I am deeply interested in the human condition and our sense of identity. My work explores how we live, how we relate to each other, and how we feel about our sense of self. After returning to the camera after a long hiatus, I had no interest in photographing people. And yet, perhaps to rise to the challenge, I was soon inviting myself into people’s homes, invading their personal spaces, and looking deeply into their psyches.This series of environmental portraits, which are shot in the subject’s home, have an added twist. A parent is photographed in a child’s room, or a child is presented in a parent’s space, or some other sense of displacement or discomfort exists. The displacement of the subject makes the viewer pay special attention to their surroundings. As humans, we are drawn into the lives of others, yet we see our own reflection. This project serves to allow each viewer a moment of self-introspection. These beautiful images invite you in, but once inside they force you to question your own identity, and your relationship with others.
BUILDING MARIA A HOUSE
In April 2014 I joined a group of friends to help build a house for Maria, mother of fifteen. I use the term "house" loosely, because unlike the homes we are accustomed to, this one did not have insulation, electricity or even running water. But then again, neither did her old home, which sported a plastic tarp for a roof. It was heart-warming to watch as both she and her children pitched in to help with the building and painting. Sadly, her joy about the new home was tempered by news that her 19 year old son had gone missing. I have not yet heard if he has returned, or become yet another victim of the drug wars in Mexico.

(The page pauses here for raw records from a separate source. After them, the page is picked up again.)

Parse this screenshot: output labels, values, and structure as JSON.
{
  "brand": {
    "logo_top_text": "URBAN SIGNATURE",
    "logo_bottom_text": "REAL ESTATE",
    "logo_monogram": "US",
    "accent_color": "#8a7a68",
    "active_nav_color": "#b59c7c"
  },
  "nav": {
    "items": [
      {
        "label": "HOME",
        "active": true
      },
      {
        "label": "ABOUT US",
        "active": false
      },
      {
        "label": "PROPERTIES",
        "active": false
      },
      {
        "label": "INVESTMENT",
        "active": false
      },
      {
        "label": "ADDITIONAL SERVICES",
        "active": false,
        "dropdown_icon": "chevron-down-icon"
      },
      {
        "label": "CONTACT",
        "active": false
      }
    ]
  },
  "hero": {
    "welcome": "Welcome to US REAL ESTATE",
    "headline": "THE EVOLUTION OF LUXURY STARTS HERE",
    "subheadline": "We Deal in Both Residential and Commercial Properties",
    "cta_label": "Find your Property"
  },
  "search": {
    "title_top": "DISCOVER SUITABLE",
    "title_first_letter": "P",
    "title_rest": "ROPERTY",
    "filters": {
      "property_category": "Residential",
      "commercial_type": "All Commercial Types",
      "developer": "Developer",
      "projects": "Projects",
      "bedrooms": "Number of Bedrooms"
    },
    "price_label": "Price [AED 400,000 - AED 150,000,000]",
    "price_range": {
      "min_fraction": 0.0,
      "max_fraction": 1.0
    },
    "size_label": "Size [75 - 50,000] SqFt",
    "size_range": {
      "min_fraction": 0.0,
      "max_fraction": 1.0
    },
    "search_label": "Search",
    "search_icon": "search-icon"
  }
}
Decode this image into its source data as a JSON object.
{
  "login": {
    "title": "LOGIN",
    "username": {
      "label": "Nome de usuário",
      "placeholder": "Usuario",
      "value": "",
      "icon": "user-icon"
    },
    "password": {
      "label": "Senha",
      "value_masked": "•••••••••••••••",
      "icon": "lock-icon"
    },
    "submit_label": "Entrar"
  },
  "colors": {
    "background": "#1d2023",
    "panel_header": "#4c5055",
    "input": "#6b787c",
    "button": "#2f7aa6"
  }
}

DEVON, TATIANA and the QUESTION OF PRONOUNS
Devon and Tatiana are preparing for their wedding. Tatiana will wear a lovely Vera Wang wedding dress, while Devon opts for pants and a chambray button up top. Devon and Tatiana are both women and Tatiana will take Devon as her wife. When I first met this couple, I asked the awkward question: should I refer to Devon as "he" or "she?" I have to say I was surprised with the answer and impressed with their candor: "whichever one you feel works for you in that moment." You see, Devon does not identify with either “side” of the gender binary. She is in a state of transition, but not a transition that will take her all the way, either physically or mentally. Devon feels she is in the middle of the two genders, and it seems to me she is comfortable with her identity, which I admire.
I'M WITH THE BAND
Being married to a musician means spending a lot of time in music halls and hanging out with the band. After taking more than enough photos of live acts that every band member craves, it was time to shoot the more intimate behind the scenes moments. I'm with the Band takes a look a whirlwind week and a half in Amsterdam and surrounding cities with the nasty blues band The Other Mules.